Provided information:
● ● ● ● ●
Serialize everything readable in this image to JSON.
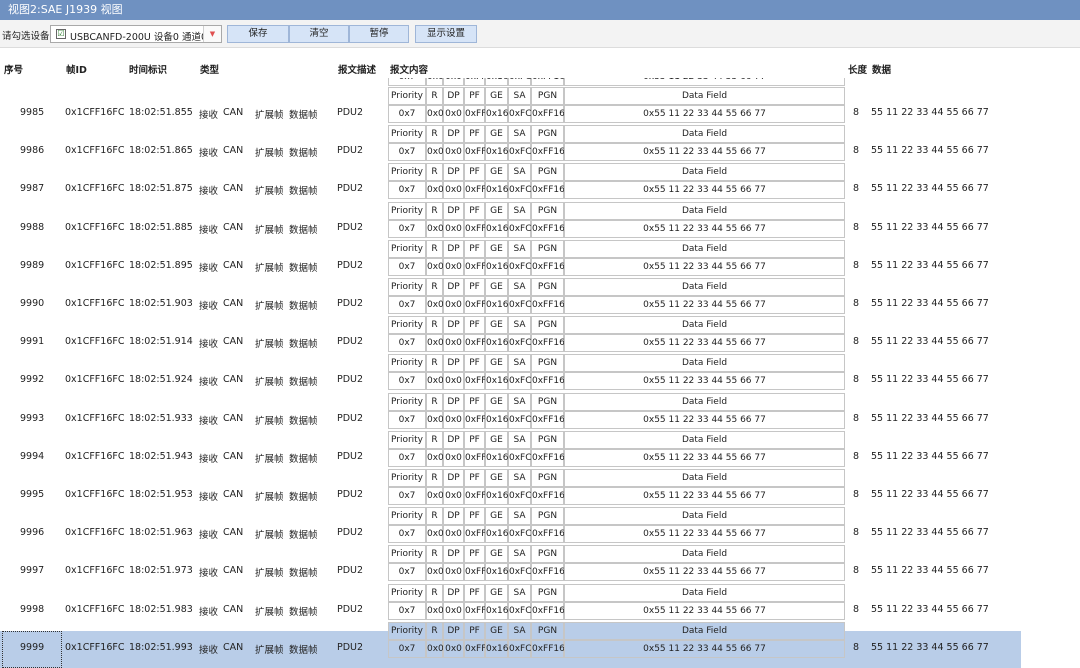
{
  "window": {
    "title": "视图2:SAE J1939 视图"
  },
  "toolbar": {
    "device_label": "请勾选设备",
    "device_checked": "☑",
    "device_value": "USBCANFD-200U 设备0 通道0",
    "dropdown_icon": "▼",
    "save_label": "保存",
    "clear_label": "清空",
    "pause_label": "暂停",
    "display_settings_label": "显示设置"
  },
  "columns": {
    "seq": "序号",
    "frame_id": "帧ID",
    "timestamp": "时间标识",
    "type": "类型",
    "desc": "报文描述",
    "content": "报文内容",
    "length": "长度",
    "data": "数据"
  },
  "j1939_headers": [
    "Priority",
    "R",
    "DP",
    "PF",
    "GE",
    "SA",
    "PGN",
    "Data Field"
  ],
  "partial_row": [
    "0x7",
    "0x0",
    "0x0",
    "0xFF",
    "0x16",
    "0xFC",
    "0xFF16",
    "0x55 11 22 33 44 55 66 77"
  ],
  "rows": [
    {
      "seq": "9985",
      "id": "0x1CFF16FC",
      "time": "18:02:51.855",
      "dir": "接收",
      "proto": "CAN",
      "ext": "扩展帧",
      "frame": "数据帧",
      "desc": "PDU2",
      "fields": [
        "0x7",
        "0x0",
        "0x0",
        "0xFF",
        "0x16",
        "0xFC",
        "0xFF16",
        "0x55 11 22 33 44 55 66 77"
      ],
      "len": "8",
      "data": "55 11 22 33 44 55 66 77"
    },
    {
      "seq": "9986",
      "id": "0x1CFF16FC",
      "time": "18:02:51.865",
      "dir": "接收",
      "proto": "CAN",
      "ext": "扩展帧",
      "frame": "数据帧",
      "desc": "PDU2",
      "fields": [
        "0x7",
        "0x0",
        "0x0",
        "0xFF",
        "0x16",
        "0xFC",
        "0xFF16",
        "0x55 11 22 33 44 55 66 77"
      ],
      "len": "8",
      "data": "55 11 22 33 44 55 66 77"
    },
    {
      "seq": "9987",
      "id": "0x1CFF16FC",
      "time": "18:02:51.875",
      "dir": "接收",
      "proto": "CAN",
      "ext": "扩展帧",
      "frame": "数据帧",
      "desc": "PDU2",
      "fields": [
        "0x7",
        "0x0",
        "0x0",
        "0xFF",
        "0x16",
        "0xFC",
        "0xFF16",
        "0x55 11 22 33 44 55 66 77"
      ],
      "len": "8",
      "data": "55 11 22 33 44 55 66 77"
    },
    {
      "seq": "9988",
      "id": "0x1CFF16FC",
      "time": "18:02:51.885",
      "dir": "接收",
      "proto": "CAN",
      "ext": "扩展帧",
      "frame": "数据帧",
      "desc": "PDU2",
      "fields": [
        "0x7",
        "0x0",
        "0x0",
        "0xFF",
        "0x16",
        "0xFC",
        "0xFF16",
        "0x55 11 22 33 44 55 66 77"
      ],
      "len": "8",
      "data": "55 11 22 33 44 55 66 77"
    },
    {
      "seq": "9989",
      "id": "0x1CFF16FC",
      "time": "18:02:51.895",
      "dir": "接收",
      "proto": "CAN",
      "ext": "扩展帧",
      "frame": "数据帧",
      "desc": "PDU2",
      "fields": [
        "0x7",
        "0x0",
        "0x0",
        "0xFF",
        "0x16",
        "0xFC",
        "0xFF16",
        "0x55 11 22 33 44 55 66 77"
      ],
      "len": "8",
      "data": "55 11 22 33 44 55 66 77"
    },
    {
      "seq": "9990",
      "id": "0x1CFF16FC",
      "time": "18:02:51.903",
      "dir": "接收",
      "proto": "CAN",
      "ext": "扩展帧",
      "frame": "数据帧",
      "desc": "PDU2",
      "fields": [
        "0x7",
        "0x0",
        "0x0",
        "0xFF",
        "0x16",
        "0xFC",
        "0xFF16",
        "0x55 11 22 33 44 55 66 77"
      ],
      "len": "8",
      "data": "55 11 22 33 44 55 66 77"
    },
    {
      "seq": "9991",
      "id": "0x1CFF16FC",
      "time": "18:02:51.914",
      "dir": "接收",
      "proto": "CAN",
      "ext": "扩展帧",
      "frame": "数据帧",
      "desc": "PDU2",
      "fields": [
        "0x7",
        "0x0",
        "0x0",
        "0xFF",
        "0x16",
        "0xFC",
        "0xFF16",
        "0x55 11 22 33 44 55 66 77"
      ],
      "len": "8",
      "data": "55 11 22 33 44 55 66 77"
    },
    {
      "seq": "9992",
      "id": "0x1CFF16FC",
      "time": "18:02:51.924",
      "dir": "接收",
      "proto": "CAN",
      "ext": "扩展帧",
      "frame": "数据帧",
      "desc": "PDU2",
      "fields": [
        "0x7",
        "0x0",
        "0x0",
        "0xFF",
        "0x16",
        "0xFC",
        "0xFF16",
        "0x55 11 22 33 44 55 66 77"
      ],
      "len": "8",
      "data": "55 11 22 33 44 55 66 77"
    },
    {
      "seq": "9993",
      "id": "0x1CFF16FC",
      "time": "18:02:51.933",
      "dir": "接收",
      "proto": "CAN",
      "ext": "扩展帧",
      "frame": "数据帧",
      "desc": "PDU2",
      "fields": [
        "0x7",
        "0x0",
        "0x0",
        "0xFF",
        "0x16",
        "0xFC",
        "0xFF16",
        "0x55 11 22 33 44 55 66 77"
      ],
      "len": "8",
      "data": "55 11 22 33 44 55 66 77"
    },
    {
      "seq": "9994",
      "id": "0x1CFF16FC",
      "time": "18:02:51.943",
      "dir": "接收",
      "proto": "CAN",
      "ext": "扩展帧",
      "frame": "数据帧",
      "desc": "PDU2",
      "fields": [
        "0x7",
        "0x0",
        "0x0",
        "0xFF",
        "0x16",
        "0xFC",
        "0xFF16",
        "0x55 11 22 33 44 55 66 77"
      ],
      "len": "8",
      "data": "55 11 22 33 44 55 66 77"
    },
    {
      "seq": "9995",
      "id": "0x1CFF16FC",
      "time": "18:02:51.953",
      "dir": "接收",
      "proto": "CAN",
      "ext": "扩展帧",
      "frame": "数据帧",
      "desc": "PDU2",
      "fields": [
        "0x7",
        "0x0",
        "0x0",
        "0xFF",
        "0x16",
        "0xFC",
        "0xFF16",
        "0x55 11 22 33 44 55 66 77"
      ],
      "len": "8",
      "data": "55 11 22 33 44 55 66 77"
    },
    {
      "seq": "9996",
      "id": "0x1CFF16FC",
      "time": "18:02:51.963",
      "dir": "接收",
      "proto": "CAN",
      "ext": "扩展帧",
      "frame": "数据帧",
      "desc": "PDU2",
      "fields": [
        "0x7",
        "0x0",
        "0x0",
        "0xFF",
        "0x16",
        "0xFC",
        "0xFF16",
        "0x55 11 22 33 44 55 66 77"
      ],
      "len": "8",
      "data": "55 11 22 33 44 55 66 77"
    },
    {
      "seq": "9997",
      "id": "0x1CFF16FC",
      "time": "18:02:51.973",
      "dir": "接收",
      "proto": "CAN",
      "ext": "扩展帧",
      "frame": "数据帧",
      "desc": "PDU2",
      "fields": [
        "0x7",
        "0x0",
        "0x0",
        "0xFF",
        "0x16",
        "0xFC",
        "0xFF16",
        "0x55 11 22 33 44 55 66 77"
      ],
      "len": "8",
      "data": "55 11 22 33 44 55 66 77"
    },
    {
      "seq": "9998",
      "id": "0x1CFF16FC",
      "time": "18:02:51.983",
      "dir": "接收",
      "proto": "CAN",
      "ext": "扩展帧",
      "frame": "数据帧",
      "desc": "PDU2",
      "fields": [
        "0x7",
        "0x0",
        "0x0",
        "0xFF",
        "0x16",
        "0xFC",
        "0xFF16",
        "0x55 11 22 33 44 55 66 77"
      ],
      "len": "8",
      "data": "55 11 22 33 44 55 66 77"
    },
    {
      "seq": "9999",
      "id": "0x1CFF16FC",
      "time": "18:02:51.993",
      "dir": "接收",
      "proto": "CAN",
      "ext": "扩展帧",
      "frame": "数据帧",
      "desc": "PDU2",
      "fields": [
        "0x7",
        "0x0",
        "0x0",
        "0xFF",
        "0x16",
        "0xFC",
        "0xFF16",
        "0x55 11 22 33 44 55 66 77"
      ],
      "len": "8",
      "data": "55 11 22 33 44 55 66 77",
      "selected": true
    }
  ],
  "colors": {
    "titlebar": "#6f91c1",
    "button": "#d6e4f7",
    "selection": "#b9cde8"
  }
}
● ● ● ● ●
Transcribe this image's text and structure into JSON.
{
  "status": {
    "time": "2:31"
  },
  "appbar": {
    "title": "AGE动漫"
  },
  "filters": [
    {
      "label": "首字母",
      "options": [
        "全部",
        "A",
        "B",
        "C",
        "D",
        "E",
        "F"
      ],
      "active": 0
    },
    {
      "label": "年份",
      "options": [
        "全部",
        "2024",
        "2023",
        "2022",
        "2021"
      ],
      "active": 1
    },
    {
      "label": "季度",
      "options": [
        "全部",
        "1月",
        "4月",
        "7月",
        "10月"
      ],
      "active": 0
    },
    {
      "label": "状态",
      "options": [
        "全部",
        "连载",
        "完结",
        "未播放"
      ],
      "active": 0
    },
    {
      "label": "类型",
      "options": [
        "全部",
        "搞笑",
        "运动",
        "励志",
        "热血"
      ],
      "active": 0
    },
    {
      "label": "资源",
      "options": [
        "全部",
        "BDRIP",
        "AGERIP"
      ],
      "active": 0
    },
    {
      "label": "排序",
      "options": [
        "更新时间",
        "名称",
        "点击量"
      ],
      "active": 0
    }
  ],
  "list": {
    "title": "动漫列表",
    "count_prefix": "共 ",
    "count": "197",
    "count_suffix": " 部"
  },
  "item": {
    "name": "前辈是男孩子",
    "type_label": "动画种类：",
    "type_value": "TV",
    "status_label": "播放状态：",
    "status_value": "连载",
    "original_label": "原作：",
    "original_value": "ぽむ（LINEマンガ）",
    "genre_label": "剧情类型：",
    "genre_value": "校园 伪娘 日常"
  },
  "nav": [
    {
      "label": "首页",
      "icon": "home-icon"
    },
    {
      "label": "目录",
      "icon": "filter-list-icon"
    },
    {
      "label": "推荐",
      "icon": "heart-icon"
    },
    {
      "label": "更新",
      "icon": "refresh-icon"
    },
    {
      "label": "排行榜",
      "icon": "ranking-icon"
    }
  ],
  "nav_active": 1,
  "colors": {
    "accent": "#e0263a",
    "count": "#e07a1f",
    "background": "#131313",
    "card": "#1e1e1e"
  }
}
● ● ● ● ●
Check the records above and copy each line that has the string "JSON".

Response for this exercise:
Serialize everything readable in this image to JSON.
Transcribe this image's text and structure into JSON.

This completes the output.